Ky. lawmaker wants to eliminate Confederate-related holidays


A Kentucky lawmaker is filing legislation for the 2018 session aimed at removing Confederate-related holidays from the list in the state’s statute. 

Rep. Jason Nemes, R-Louisville, said it includes Robert E. Lee Day on Jan. 19, along with Confederate Memorial Day and Jefferson Davis Day, both of which are observed June 3.
However, it does not include removing statues across the state, he said.

“Those are put there for historical understanding and context, and I support that,” Nemes said. “But putting things in a place of veneration is different, and I think a state holiday is a designation of something we want to venerate or celebrate. I don’t think Jefferson Davis Day comes close to meeting that threshold.

“This is not about rewriting history,” he said. “This is about what we honor at our core – and it is not Jefferson Davis.”

While saying he doesn’t want to remove statues across the state, Nemes said he agrees with Gov. Matt Bevin and U.S. Senator Mitch McConnell about removing the Jefferson Davis statue in the State Capitol Rotunda. 

“I think who we have standing in our Rotunda is an indication of what we venerate,” he said.
“There’s an argument we should keep Confederate Memorial Day. I understand that, but don’t agree with it. I think our Confederate soldiers are honored on Memorial Day.”

He hopes a message can be sent across party lines: “What we are going to celebrate and what we’re going to honor at our core in 2017 is not the leaders of the Confederacy.”

By the same token, Nemes said he is not interested in taking the obelisk from Davis’ birthplace in Fairview, Ky. 

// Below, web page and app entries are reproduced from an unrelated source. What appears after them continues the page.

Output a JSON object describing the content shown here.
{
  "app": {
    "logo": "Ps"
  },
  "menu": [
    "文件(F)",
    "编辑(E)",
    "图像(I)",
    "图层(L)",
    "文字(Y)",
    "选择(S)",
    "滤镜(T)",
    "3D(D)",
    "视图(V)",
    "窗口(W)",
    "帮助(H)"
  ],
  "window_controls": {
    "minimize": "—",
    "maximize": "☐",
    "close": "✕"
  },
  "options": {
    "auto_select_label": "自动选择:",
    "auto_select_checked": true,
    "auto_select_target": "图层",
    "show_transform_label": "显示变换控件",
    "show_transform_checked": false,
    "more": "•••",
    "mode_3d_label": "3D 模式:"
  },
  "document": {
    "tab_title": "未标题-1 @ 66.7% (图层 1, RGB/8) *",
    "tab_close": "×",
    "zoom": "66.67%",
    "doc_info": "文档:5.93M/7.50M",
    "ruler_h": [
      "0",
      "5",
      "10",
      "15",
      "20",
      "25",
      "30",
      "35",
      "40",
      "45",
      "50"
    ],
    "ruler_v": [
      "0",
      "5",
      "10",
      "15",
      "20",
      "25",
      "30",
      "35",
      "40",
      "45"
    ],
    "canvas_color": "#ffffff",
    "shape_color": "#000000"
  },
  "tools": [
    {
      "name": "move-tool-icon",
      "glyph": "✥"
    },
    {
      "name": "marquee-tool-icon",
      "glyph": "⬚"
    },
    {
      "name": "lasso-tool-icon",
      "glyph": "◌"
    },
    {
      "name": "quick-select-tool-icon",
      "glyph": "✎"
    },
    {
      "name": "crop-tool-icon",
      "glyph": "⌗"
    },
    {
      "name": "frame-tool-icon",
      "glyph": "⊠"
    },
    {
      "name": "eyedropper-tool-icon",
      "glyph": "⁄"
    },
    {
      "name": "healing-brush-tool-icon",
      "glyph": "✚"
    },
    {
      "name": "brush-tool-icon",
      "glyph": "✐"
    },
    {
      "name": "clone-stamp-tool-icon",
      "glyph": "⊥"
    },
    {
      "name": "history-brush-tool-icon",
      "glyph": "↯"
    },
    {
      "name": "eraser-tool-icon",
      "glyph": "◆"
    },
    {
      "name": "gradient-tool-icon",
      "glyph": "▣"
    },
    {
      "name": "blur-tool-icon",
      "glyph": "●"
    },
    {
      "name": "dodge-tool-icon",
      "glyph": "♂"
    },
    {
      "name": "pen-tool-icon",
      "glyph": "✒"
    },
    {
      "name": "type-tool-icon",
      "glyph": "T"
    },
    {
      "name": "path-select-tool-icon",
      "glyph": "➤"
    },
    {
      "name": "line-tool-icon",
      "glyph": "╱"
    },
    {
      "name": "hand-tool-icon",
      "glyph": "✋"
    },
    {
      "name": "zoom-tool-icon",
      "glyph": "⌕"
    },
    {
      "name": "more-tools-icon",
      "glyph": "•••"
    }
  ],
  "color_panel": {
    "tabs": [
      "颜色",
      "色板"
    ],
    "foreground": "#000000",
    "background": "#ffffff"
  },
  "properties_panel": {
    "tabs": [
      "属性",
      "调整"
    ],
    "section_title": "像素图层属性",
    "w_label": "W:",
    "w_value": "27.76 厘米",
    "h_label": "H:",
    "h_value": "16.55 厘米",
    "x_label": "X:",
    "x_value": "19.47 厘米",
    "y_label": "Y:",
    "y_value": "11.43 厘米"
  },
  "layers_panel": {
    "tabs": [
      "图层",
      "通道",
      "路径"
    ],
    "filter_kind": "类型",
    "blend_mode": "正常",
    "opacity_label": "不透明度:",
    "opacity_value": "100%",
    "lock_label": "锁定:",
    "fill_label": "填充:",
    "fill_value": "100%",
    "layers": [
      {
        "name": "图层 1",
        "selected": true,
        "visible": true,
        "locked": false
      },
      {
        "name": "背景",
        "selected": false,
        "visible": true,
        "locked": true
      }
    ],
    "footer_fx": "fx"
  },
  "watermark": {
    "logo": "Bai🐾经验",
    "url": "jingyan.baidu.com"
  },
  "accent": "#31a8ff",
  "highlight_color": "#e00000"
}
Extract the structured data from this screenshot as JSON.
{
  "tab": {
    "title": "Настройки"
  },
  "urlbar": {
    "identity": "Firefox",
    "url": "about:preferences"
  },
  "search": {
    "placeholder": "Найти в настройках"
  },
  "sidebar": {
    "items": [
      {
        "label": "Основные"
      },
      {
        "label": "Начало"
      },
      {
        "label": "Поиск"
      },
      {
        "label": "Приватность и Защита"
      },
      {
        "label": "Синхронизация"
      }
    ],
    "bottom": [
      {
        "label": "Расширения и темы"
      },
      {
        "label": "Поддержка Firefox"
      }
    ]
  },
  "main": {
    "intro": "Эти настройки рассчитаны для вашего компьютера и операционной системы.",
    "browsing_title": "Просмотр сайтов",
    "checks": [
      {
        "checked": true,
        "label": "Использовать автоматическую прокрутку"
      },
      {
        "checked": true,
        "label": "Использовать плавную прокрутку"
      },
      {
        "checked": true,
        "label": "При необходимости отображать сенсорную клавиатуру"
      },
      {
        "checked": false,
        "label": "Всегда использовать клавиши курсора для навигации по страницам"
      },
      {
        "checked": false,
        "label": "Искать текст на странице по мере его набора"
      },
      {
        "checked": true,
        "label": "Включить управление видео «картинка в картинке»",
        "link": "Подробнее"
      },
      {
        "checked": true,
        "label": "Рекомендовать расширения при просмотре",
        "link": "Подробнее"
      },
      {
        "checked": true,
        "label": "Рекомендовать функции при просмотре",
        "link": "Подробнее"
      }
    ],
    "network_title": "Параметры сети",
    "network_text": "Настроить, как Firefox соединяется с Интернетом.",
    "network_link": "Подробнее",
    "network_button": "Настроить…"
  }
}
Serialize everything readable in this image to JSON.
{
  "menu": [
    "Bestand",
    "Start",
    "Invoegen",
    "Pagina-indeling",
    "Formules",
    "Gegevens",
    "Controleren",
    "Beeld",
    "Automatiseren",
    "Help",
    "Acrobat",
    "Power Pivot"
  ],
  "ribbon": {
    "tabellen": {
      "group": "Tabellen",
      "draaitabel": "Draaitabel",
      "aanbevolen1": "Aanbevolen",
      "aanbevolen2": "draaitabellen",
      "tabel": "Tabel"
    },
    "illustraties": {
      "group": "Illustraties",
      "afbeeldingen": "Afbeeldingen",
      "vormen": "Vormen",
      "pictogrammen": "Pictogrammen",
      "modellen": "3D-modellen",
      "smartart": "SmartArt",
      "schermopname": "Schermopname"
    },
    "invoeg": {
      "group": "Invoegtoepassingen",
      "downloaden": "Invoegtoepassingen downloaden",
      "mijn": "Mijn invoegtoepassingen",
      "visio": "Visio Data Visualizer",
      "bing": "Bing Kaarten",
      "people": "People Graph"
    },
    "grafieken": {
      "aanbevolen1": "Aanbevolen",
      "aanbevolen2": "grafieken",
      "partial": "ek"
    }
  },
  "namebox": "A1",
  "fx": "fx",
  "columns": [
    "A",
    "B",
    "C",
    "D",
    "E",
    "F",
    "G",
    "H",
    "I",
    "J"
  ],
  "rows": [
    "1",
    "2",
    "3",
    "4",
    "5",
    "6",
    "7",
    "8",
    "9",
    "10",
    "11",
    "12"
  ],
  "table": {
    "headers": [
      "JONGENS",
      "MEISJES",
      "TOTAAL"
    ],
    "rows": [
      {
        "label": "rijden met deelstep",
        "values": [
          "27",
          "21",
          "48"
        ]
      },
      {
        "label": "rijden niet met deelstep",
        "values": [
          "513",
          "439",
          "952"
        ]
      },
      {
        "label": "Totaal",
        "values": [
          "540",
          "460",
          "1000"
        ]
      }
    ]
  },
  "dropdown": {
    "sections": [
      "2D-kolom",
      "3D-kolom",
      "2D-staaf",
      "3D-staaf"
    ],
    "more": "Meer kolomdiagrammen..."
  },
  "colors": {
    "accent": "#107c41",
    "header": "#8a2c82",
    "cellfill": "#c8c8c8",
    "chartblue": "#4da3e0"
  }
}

“That’s history,” Nemes said. “I’m talking about the state’s holidays, it doesn’t get any more important than that.”

As for what prompted his proposal, Nemes said it occurred while he was watching coverage of the events in Charlottesville, Virginia, last weekend. 

“That’s what drove me to the statute books," he said. "I didn’t even know we had these holidays there.”

Nemes said he has gotten messages of support from dozens of his colleagues, but isn’t sure it will pass in 2018. 

“We’ll just have to see,” he said.